Dogs and Sleds Helped Settle the Gunflint Trail

The commotion is striking. Eight dogs are yipping, bouncing, and barking excitedly as they are harnessed to the sled. The musher releases the claw brake and calls to the dogs, and all becomes orderly and quiet as they move down the trail. All you hear is the soft padding of 32 paws and the hiss of a pair of runners as they disappear into the forest.

The dog sled experience in the BWCAW and along the Gunflint Trail is vital to the winter experience in the north country.

Research has shown that dogsledding originated in Siberia, the brutal and cold north of present-day Russia, more than 9,000 years ago. It was practiced in arctic regions for centuries, eventually reaching south after Native and Inuit peoples perfected it.

European explorers and merchants adopted sleddogs to move people and goods from place to place in the northern country.

Native Americans living in the boundary region used dog sleds for centuries to transport supplies and relocate settlements during the winter. The Gunflint Trail began as the winter pathway to Lake Superior for Natives and their dog sleds. The traders, trappers, and settlers arriving in the 18th and 19th centuries used dog sleds the same way.

Dog sled competitions were a demonstration event at the 1932 Winter Olympics held in Lake Placid, NY. It saw 12 teams of seven dogs each from Canada and the US in a two-day competition that covered 40.5 kilometers. Canadian Émile St. Goddard won it.

The most well-known of sled dog races is the Iditarod in Alaska. It began as a race in Nome in 1908. In 1925, the isolated village of Nome was hit with a diphtheria epidemic. The only way to get the needed serum to bring the outbreak under control was a sleddog relay that successfully delivered the required medication and supplies. The Iditarod, at over 1,000 miles, roughly replicates the route of the serum run from Anchorage to Nome and honors the brave mushers and dogs that made it a success.

Ryan Redington, 2023 Iditarod winner, trains and races around Lake Superior country. His grandfather, Joe Redington Sr., co-founded the modern 1,000 mile race in 1973. He is known as the “Father of the Iditarod,” his face is a bust on the annual Iditarod winners trophy.

Ryan’s family stays at Rockwood during the January Gunflint Mail Run races.

In the Arrowhead region, The John Beargrease Sled Dog Race has been held each January since 1980. At roughly 400 miles, its longest event is a qualifying race for the Iditarod. It honors John Beargrease, who carried mail from Two Harbors to Grand Portage in the late 1800s.

The race has several checkpoints and road crossings to see the teams in action. Volunteers are needed to operate these areas, and you can find information for this season’s races, which start on January 28th, at

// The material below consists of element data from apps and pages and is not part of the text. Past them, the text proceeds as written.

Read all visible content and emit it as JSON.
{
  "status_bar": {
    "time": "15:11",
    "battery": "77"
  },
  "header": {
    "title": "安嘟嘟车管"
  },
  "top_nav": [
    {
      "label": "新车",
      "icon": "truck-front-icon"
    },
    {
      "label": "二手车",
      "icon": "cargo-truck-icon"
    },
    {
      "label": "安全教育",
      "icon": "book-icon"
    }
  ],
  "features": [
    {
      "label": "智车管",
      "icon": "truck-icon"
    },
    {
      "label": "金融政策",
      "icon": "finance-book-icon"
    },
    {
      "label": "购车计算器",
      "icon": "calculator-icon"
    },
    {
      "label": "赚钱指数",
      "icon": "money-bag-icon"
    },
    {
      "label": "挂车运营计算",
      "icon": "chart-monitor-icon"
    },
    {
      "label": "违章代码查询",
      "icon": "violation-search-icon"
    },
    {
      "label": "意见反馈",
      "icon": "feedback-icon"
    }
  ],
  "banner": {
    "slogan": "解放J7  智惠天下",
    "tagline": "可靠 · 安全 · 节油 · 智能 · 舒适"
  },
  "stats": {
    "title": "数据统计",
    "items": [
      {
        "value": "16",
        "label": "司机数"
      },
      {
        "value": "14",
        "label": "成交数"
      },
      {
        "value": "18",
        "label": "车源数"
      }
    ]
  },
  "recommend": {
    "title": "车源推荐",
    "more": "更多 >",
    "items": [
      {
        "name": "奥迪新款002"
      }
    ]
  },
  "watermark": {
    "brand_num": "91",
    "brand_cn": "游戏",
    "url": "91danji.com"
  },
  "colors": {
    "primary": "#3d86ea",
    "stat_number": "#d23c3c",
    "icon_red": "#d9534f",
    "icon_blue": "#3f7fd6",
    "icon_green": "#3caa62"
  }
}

The Gunflint Mail Run Sled Dog Race grew out of local mushers’ interest in competition here along the Gunflint. This year, the race is scheduled for January 6, 2024, and is limited to 15 teams of 10 dogs each. Two 32.5-mile legs begin and end at Trail Center Lodge on the shores of Poplar Lake. Spectators will appreciate seeing the teams in action, and volunteers are always needed for those willing to help race organizers.

Since both the Gunflint Mail Run and the Beargrease trails pass across the bay in front of Rockwood Lodge, we welcome spectators to park here and watch the teams race by.

Watching the racers is fun, but getting out on the trails with a dog sled is one of the best ways to experience the backcountry in the Superior National Forest during the winter. From frozen lakes to forest trails, day trips to extended overnight adventures, one of these outfitters will indeed have a package that meets your needs.